The last paragraph is assuming the low 1 in 34 mortality rate now current in Virginia (whether the correct value is 1 in 10—as in some European countries–or 1 in 100—being VERY optimistic–the number of deaths would still be enormous, and far worse than the seasonal flu). These numbers do not depend on some model of how fast infections occur (they depend on percentages and populations only). If cases occur slowly (as now under mitigation measures), the hospital system seems capable of handling it in Virginia. If infections occurred much more rapidly, with exponential growth with a short doubling time (2 days at the peak of the NY breakout, or a over a hundredfold increase in cases in a 2-week period), then the medical system would be threatened with a massive overload with untreated patients, deaths at home, and a death rate closer to 1 in 6, as happened in Northern Italy and Spain.

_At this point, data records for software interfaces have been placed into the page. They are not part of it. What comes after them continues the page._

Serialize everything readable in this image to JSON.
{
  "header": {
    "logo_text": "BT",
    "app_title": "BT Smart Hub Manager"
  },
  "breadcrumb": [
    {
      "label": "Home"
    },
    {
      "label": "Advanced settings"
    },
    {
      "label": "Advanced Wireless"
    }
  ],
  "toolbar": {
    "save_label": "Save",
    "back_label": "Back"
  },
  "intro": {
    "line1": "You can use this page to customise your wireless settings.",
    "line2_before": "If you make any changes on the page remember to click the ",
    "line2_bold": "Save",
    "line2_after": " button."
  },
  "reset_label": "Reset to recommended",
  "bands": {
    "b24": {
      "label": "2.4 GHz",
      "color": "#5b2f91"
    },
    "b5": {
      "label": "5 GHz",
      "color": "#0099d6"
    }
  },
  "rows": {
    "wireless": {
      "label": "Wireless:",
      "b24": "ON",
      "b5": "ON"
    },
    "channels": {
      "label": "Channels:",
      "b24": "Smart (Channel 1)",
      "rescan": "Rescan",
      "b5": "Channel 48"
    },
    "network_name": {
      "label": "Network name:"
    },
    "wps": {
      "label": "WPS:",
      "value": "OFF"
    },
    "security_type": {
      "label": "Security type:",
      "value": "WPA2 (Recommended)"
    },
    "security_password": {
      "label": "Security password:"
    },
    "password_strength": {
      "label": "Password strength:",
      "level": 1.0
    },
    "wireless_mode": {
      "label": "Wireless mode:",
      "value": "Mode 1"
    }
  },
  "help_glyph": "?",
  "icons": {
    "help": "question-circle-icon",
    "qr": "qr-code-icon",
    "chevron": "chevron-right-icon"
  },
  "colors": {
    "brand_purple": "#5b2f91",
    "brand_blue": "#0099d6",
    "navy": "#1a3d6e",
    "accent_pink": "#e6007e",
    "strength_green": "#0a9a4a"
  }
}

Anyone who closes their eyes to this does so at their peril and to the peril of their family, friends, and loved ones.
I do not offer these numbers with any “political” agenda in mind or to cause fear. I simply speak as a scientist who has worked all my life with numbers and the modeling of complex systems, who wishes to save lives based on facts. I understand numbers and magnitudes, and I respect real and hard data. I respect above all the truth. We must all seek to get at the truth of reality, to be guided by what is real. That is at the core of my being as a scientist and as a follower of Jesus Christ. I want to save lives by encouraging wise actions and sensible mitigation measures based on what we know. I think much can be done to minimize unnecessary death and economic hardship. And we will be able to get our society and economy back to good health much more quickly and effectively, and save far more innocent lives that do not need to be lost, if we pay attention to reality, to what we know from real data-based knowledge, and approach these matters “scientifically.”

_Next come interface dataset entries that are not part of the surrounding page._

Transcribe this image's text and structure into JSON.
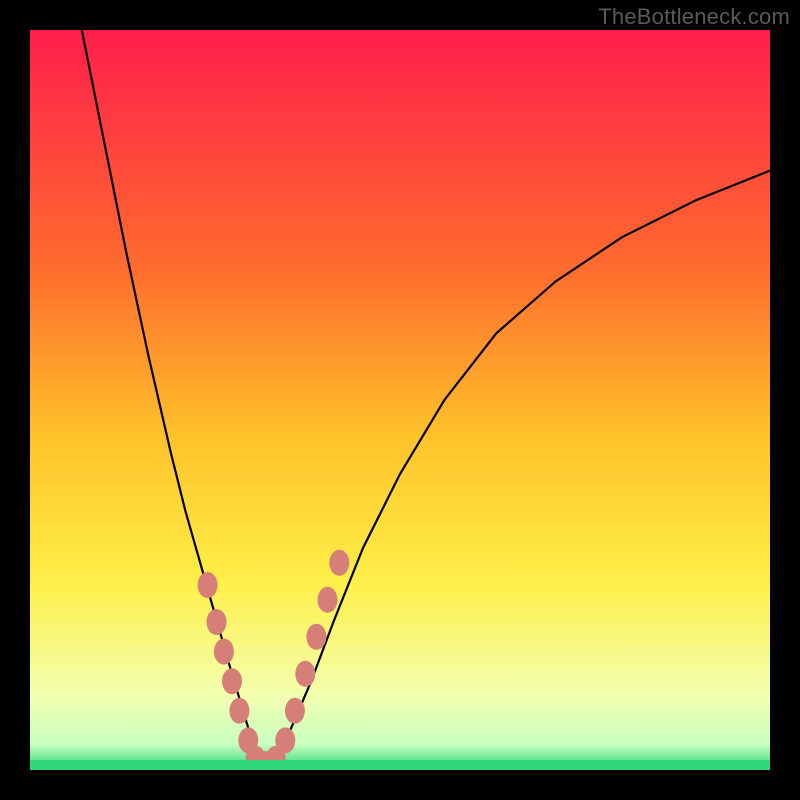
{
  "watermark": "TheBottleneck.com",
  "colors": {
    "frame": "#000000",
    "gradient_top": "#ff1e4c",
    "gradient_mid1": "#ff8a2a",
    "gradient_mid2": "#ffe22a",
    "gradient_low": "#f6ff9a",
    "gradient_base": "#2fd67a",
    "curve": "#000000",
    "marker": "#d67f78",
    "watermark": "#5a5a5a"
  },
  "chart_data": {
    "type": "line",
    "title": "",
    "xlabel": "",
    "ylabel": "",
    "xlim": [
      0,
      100
    ],
    "ylim": [
      0,
      100
    ],
    "grid": false,
    "legend": false,
    "annotations": [
      "TheBottleneck.com"
    ],
    "series": [
      {
        "name": "left-branch",
        "x": [
          7,
          10,
          13,
          16,
          19,
          21,
          23,
          25,
          27,
          28.5,
          30,
          31
        ],
        "y": [
          100,
          85,
          70,
          56,
          43,
          35,
          28,
          21,
          14,
          9,
          4,
          1
        ]
      },
      {
        "name": "right-branch",
        "x": [
          33,
          35,
          38,
          41,
          45,
          50,
          56,
          63,
          71,
          80,
          90,
          100
        ],
        "y": [
          1,
          5,
          12,
          20,
          30,
          40,
          50,
          59,
          66,
          72,
          77,
          81
        ]
      }
    ],
    "markers": {
      "name": "highlight-dots",
      "points": [
        {
          "x": 24.0,
          "y": 25
        },
        {
          "x": 25.2,
          "y": 20
        },
        {
          "x": 26.2,
          "y": 16
        },
        {
          "x": 27.3,
          "y": 12
        },
        {
          "x": 28.3,
          "y": 8
        },
        {
          "x": 29.5,
          "y": 4
        },
        {
          "x": 30.5,
          "y": 1.5
        },
        {
          "x": 31.8,
          "y": 0.8
        },
        {
          "x": 33.2,
          "y": 1.5
        },
        {
          "x": 34.5,
          "y": 4
        },
        {
          "x": 35.8,
          "y": 8
        },
        {
          "x": 37.2,
          "y": 13
        },
        {
          "x": 38.7,
          "y": 18
        },
        {
          "x": 40.2,
          "y": 23
        },
        {
          "x": 41.8,
          "y": 28
        }
      ]
    },
    "gradient_stops": [
      {
        "offset": 0.0,
        "color": "#ff1e4c"
      },
      {
        "offset": 0.32,
        "color": "#ff6b2d"
      },
      {
        "offset": 0.55,
        "color": "#ffc22a"
      },
      {
        "offset": 0.75,
        "color": "#fff04a"
      },
      {
        "offset": 0.9,
        "color": "#f2ffb0"
      },
      {
        "offset": 0.965,
        "color": "#c8ffc0"
      },
      {
        "offset": 1.0,
        "color": "#2fd67a"
      }
    ]
  }
}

I offer this in the spirit of science so that anyone can dispute any of my numbers and offer a different conclusion. I mean that. Scientists want to be proven wrong—that is the only way we ultimately get to the truth. But if I am wrong, any justification of that needs to be based on facts, or at the very least, plausible assumptions that do not contradict any known facts. Remember, I have already granted that the fatality rate MAY be much lower if there is a large number of uncounted cases not included in the published data, based on known cases only. If one wishes to justify mitigation policy based on unknowns (which I skeptically tend to include in the category of wishful thinking) rather than knowns, one can try to make a rational case for that.

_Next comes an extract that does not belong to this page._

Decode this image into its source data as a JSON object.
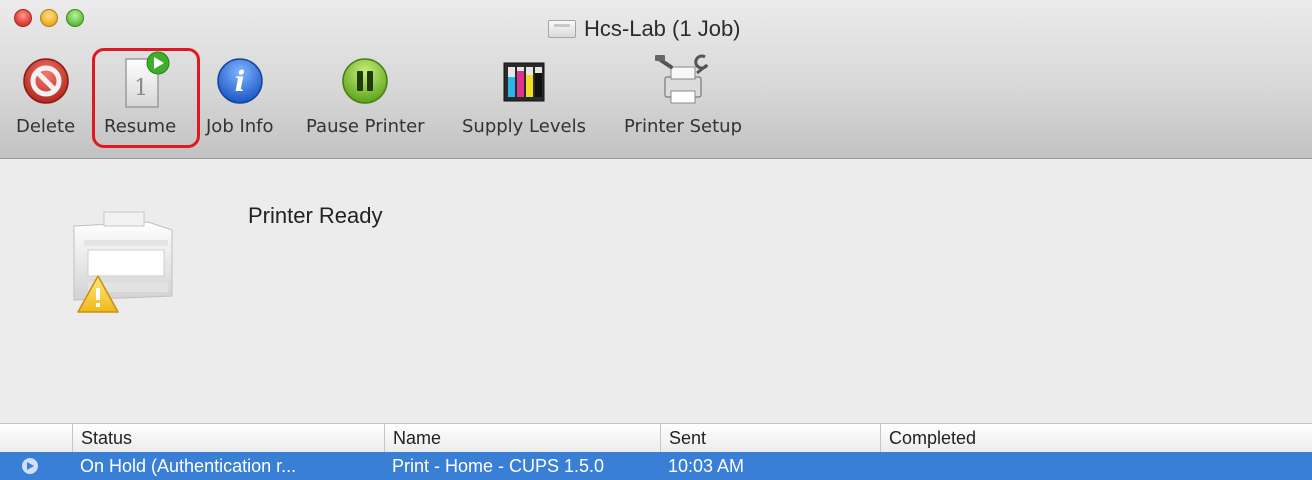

Finally, I as well as many others, recognize the enormous economic hardship imposed on so many by this dreadful pandemic. I do not minimize that, and I am just as eager as others to get back to “normal.” Both the economic and the medical/statistical aspects of this disease need to be given due consideration. I only ask that all parties keep to facts and sound reasoning, and not ignore inconvenient facts and data for “political” or “ideological” reasons, that no virus knows of or respects.